Survey of Fire Detection Technologies and System Evaluation/Certification Methodologies and Their Suitablity for Aircraft Cargo Compartments.
Survey of Fire Detection Technologies and System
Evaluation/Certification Methodologies and Their
Suitablity for Aircraft Cargo Compartments.
Cleary, T. G.; Grosshandler, W. L.
NISTIR 6356; 50 p. July 1999.
Available from: National Technical Information Service
(NTIS), Technology Administration, U.S. Department of
Commerce, Springfield, VA 22161.
1-800-553-6847 or 703-605-6000;
Order number: PB99-165169
aircraft compartments; cargo space; fire detection;
evaluation; certification; smoke detectors; predictive
models; aircraft fires
As part of the National Aeronautics and Space
Administration (NASA) initiated program on global civil
aviation, NIST is assisting the Federal Aviation
Administration in its research to improve fire detection
in aircraft cargo compartments. Improved fire detection
includes both fast (early) fire sensing and immunity to
nuisance alarms caused by environmental conditions and
hardware faults. Aircraft cargo compartment detection
certification methods have been reviewed. Current
methods are not capable of evaluating the performance of
multi-element detectors, nor detectors based on sensing
fire signatures besides smoke; they must be upgraded for
that capability. Component testing of detectors that
sense chemicals, heat, smoke, or combinations and that
might employ complex signal processing algorithms is a
challenge. The Fire Emulator/Detector Evaluator (FE/DE)
has been designed to evaluate fire detection
technologies such as new sensors, multi-element
detectors, and detectors that employ complex algorithms.
The FE/DE is a flow tunnel that can reproduce velocity,
temperature, smoke, and combustion gas levels to which a
detector might be exposed during a fire. It is being
upgraded to include low temperature operation and
moisture variations found ins aircraft cargo
compartments. In addition, environmental sources such

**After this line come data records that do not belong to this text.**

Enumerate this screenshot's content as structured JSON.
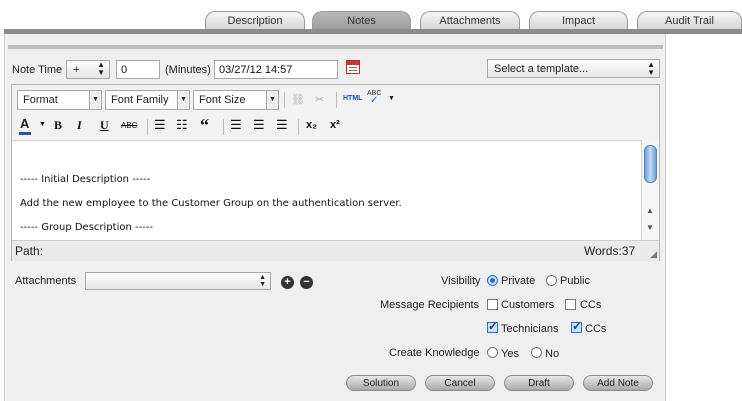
{
  "tabs": [
    {
      "label": "Description",
      "active": false
    },
    {
      "label": "Notes",
      "active": true
    },
    {
      "label": "Attachments",
      "active": false
    },
    {
      "label": "Impact",
      "active": false
    },
    {
      "label": "Audit Trail",
      "active": false
    }
  ],
  "note_time": {
    "label": "Note Time",
    "sign": "+",
    "minutes_value": "0",
    "minutes_label": "(Minutes)",
    "datetime_value": "03/27/12 14:57"
  },
  "template_select": {
    "value": "Select a template..."
  },
  "toolbar": {
    "format": "Format",
    "font_family": "Font Family",
    "font_size": "Font Size",
    "html": "HTML",
    "bold": "B",
    "italic": "I",
    "underline": "U",
    "strike": "ABC",
    "blockquote": "“",
    "subscript": "x₂",
    "superscript": "x²"
  },
  "editor": {
    "lines": [
      "----- Initial Description -----",
      "Add the new employee to the Customer Group on the authentication server.",
      "----- Group Description -----"
    ],
    "path_label": "Path:",
    "word_count": "Words:37"
  },
  "attachments": {
    "label": "Attachments",
    "value": ""
  },
  "visibility": {
    "label": "Visibility",
    "options": [
      {
        "label": "Private",
        "selected": true
      },
      {
        "label": "Public",
        "selected": false
      }
    ]
  },
  "recipients": {
    "label": "Message Recipients",
    "customers": {
      "label": "Customers",
      "checked": false
    },
    "customer_ccs": {
      "label": "CCs",
      "checked": false
    },
    "technicians": {
      "label": "Technicians",
      "checked": true
    },
    "technician_ccs": {
      "label": "CCs",
      "checked": true
    }
  },
  "knowledge": {
    "label": "Create Knowledge",
    "options": [
      {
        "label": "Yes",
        "selected": false
      },
      {
        "label": "No",
        "selected": false
      }
    ]
  },
  "actions": {
    "solution": "Solution",
    "cancel": "Cancel",
    "draft": "Draft",
    "add_note": "Add Note"
  },
  "colors": {
    "accent": "#2a6fd6",
    "tab_active": "#a8a8a8",
    "panel": "#efefef"
  }
}
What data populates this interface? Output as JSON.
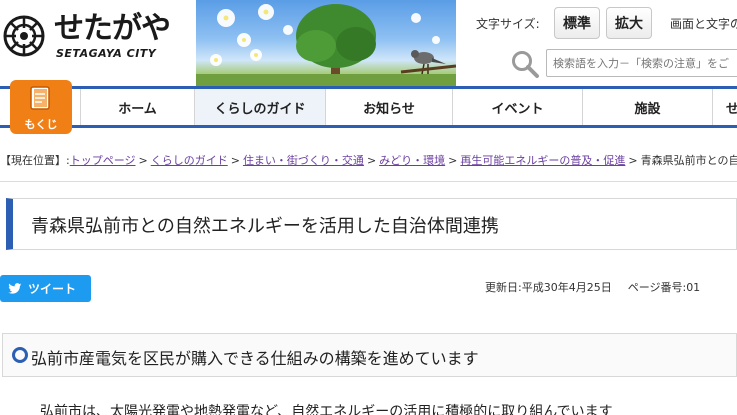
{
  "header": {
    "logo_jp": "せたがや",
    "logo_en": "SETAGAYA CITY",
    "font_size_label": "文字サイズ:",
    "font_size_standard": "標準",
    "font_size_large": "拡大",
    "color_label": "画面と文字の",
    "search_placeholder": "検索語を入力－「検索の注意」をご"
  },
  "nav": {
    "mokuji_label": "もくじ",
    "items": [
      {
        "label": "ホーム"
      },
      {
        "label": "くらしのガイド",
        "active": true
      },
      {
        "label": "お知らせ"
      },
      {
        "label": "イベント"
      },
      {
        "label": "施設"
      },
      {
        "label": "せ"
      }
    ]
  },
  "breadcrumb": {
    "prefix": "【現在位置】:",
    "links": [
      "トップページ",
      "くらしのガイド",
      "住まい・街づくり・交通",
      "みどり・環境",
      "再生可能エネルギーの普及・促進"
    ],
    "current": "青森県弘前市との自然"
  },
  "page": {
    "title": "青森県弘前市との自然エネルギーを活用した自治体間連携",
    "tweet_label": "ツイート",
    "updated": "更新日:平成30年4月25日",
    "page_id": "ページ番号:01",
    "section_heading": "弘前市産電気を区民が購入できる仕組みの構築を進めています",
    "body_start": "弘前市は、太陽光発電や地熱発電など、自然エネルギーの活用に積極的に取り組んでいます"
  },
  "colors": {
    "accent_blue": "#2c5fb3",
    "mokuji_orange": "#f07f16",
    "twitter_blue": "#1d9bf0",
    "link_purple": "#6b3fa0"
  }
}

as dust and humidity can be produced to assess the level
of immunity to nuisance alarms. A scientific literature
survey and patent search have been conducted relating to
existing and emerging fire detection technologies, and
the potential use of new fire detection strategies in
cargo compartment areas has been assessed. In the near
term, improved detector signal processing and
multi-sensor detectors based on combinations of smoke
measurements, combustion gases and temperature are
envisioned as significantly impacting detector system
performance. Because of the required conversion of most
Class D cargo compartments to Class C, a three-fold
reduction in nuisance alarm rates will be required to
maintain the status quo. If, in the future, detectors
employ advanced signal processing with more robust
sensing, the resulting nuisance alarm rate reduction
would accomplish this and more.